Justin’s story is so powerful because with his background he could easily have chosen to skim anecdotes across the surface of his boys-own adventures; and he could have puffed himself up to blow rollicking good yarns into our small, intimidated lives. It would fill a slot at a cheap cologne sales conference for sure, but it would only be a sticky sugar rush that would then leave us empty and unfulfilled.

Instead, Justin confounds the all-action stereotype. He is a quiet man. He is also a man of beautiful words; he has a way of holding an idea for us with the same care that we would hold a child’s hand. He presents not as “look at what I have done”, but as “look at what we might do together”. Above all he starts from understanding where everyone is beginning their journey with him. He then comes back to that point with each of us, sits quietly with us for a while to just be, and then says, “when you are ready, let’s go together.”

It is a style of leadership that is understated, almost unnoticed, but then it is also profoundly affecting. It is the essential style of leadership for our times, because our families, our communities and our planet do not need the disposable spin of slogans and cliches, but to harness the power we all have to care a little more for each other.

There have been (too many) days of unimaginable violence in his life, but the calm assurance of sitting next to him when there is no need to speak unless it is something you want to say, is powerful and of itself is almost overwhelming. I think it is a kind of love; a loving respect for a person in a moment when the only thing that matters is that they are worthy of all the time they need for their words to be heard.

What Justin has shown me more profoundly than he may himself have realised, is that mentoring is so much more than just listening. It is an act of honouring an individual as a complete person, without judgement or comment, and to offer them your entire unconditional attention.

The mentor should never assume their role is that of the wise interpreter, but the mentor should always be the person who slows things down enough for our words to have the space to find meaning, for silence to move us and for our thoughts to rest in the light of another’s kindness.

As I have reached that part of my working life when there is far more to my past than there will be to my future, it is impossible not to reflect and to notice.
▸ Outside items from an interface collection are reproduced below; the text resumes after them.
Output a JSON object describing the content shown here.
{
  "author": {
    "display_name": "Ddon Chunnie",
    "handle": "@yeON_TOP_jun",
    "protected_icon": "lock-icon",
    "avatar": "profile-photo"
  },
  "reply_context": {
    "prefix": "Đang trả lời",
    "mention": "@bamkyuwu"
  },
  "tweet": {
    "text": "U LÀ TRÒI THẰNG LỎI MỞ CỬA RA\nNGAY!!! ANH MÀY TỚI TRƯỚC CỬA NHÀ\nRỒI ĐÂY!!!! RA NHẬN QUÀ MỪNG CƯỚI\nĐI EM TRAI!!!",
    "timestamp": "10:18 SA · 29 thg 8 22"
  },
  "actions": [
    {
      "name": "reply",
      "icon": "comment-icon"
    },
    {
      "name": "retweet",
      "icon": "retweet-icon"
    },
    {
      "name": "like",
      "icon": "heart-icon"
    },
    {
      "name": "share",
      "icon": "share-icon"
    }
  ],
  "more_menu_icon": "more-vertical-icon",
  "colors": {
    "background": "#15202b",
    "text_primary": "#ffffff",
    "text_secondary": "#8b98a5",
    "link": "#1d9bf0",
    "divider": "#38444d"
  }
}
In part that is why I have written this story. I have wanted to show you how moments shape us, but more importantly to show you how the answer to everything is all around us, if we can only take the time to notice and to reflect.

In the pages that follow I will share a little more of how I believe we can help each other to navigate and narrate our own stories, and to notice what we have placed in our own exhibitions without even realising that this is what we have done.

The exhibition of our story is the foundation on which we build the difference we will make; it is what gives us hope even in our setbacks and gives meaning to our triumphs. The exhibition of our story is how we can be present enough in the moment to see that the answers are indeed all around us in the stories of others. And, as I have already said a little earlier, we will explore this further before the exhibition ends; because I really do need you to walk away holding your story, not mine.

To be continued…

Take care. Paul xx